Launching the campaign, a spokesman said: "We are at a crucial moment in preventing further transmission of coronavirus, and so it is vital that we continue following the government's guidance to stay at home, protect the NHS, and save lives."
Earlier, Number 10 posted a tweet in Mr Johnson's name urging: "This Easter, don't go and see your grandad. Instead keep in touch by video call or over the phone."
There were concerns the government's message would be undermined by the disclosure that a key Johnson ally in defending the lockdown, Housing Secretary Robert Jenrick, drove 40 miles to visit his parents last weekend.
However, a source told Sky News: "Mr Jenrick went to drop off essential medicines and food to his parents who are self-isolating due to their age. He followed guidance and left the items outside their home."
The prime minister was admitted to hospital on Sunday evening and moved to intensive care on Monday evening, prompting alarm at the heart of government and among his family members.
Announcing his move out of intensive care on Thursday, a Downing Street spokesman said: "The prime minister has been moved from intensive care back to the ward, where he will receive close monitoring during the early phase of his recovery. He is in extremely good spirits."
The news came as a massive relief to cabinet colleagues and also to his pregnant fiancee Carrie Symonds, who broke her silence on the PM's illness by tweeting a jubilant message of gratitude to the NHS.
Among the many messages of goodwill from the UK and abroad, US President Donald Trump tweeted: "Great news: Prime Minister Boris Johnson has just moved out of intensive care. Get well Boris!!!"
But while there is relief that Mr Johnson is now out of danger, there are fears in Whitehall - after Number 10 spoke of "the early phase of his recovery" - that it will be at least a month before he is back at work.
Speaking at the daily Downing Street news conference, before Mr Johnson left intensive care, Mr Raab had said the prime minister was continuing "to make positive steps forward".
But asked if he had spoken to Mr Johnson since taking over his responsibilities, the foreign secretary said: "Not yet. I think it's important particularly while he's in intensive care to let him focus on the recovery.
"We in the government have got this covered."
On keeping the lockdown in force, Mr Raab said: "It's been almost three weeks and we're starting to see the impact of the sacrifices we've all made.
"But the deaths are still rising and we haven't yet reached the peak of the virus. So it's still too early to lift the measures that we put in place.
"We must stick to the plan and we must continue to be guided by the science."
And urging people to stay home this weekend, Mr Raab said: "With the Easter bank holiday coming up, I normally spend it with my two boys, their grandparents, doing an Easter egg hunt.
"I know there's going to be lots of people who would normally be planning a family get together or just a day in the sunshine with friends and loved ones.
"Unfortunately, right now, we just can't do those sorts of things.
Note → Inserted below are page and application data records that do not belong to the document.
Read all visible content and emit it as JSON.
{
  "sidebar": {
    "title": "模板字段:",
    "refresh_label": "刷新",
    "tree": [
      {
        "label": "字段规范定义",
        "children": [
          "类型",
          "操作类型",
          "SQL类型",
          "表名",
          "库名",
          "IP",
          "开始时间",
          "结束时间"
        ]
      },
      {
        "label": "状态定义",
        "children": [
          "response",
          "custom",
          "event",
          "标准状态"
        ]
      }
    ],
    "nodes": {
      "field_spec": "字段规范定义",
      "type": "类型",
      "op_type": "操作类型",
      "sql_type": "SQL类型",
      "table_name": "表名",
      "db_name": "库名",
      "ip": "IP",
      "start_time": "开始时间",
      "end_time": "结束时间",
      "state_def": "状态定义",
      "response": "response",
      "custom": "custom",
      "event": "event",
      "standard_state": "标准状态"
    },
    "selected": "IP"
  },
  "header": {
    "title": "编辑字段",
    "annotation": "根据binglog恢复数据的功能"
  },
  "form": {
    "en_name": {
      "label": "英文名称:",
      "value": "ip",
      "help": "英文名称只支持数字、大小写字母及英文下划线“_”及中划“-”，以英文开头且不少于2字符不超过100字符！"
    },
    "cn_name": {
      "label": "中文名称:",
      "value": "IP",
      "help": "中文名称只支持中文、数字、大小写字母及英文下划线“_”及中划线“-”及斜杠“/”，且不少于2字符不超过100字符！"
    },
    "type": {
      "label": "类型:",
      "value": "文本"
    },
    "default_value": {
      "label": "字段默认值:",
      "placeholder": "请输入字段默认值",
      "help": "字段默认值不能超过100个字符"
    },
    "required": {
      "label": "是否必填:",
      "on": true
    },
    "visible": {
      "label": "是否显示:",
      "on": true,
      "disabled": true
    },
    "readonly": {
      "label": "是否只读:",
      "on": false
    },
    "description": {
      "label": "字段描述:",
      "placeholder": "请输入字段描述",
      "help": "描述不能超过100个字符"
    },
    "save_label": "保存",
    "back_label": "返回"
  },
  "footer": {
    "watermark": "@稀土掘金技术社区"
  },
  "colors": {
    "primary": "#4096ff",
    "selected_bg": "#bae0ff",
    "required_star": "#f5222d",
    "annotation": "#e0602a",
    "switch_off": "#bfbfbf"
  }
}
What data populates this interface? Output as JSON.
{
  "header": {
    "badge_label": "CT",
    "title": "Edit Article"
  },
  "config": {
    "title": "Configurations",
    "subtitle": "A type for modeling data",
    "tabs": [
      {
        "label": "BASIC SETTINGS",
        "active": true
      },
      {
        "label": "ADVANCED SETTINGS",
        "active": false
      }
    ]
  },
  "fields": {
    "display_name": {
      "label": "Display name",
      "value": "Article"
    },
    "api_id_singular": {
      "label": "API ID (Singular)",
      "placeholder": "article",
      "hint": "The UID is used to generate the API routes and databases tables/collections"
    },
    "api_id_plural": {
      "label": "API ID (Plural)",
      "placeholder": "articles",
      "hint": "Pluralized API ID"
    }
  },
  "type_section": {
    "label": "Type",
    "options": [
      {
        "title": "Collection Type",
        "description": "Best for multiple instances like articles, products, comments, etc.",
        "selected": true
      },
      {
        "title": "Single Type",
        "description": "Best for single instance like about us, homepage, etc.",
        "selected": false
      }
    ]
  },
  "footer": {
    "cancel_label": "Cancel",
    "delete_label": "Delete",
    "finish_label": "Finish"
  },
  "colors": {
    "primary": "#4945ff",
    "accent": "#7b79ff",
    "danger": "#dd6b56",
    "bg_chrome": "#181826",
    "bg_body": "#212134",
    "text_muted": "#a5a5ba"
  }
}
And I'm really sorry about that."
Reinforcing the stay at home message, chief scientific adviser Sir Patrick Vallance said it was important to keep the lockdown in place.
"The measures that everybody has taken, the difficult things that we've all had to do, are making a difference, they're making a big difference," he said.
"We know that the social distancing is working and we know that people are doing what they're supposed to do and we need to keep doing that.
"And the reason we need to keep doing that is because it stops the transmission of the virus in the community and we know that that is already happening."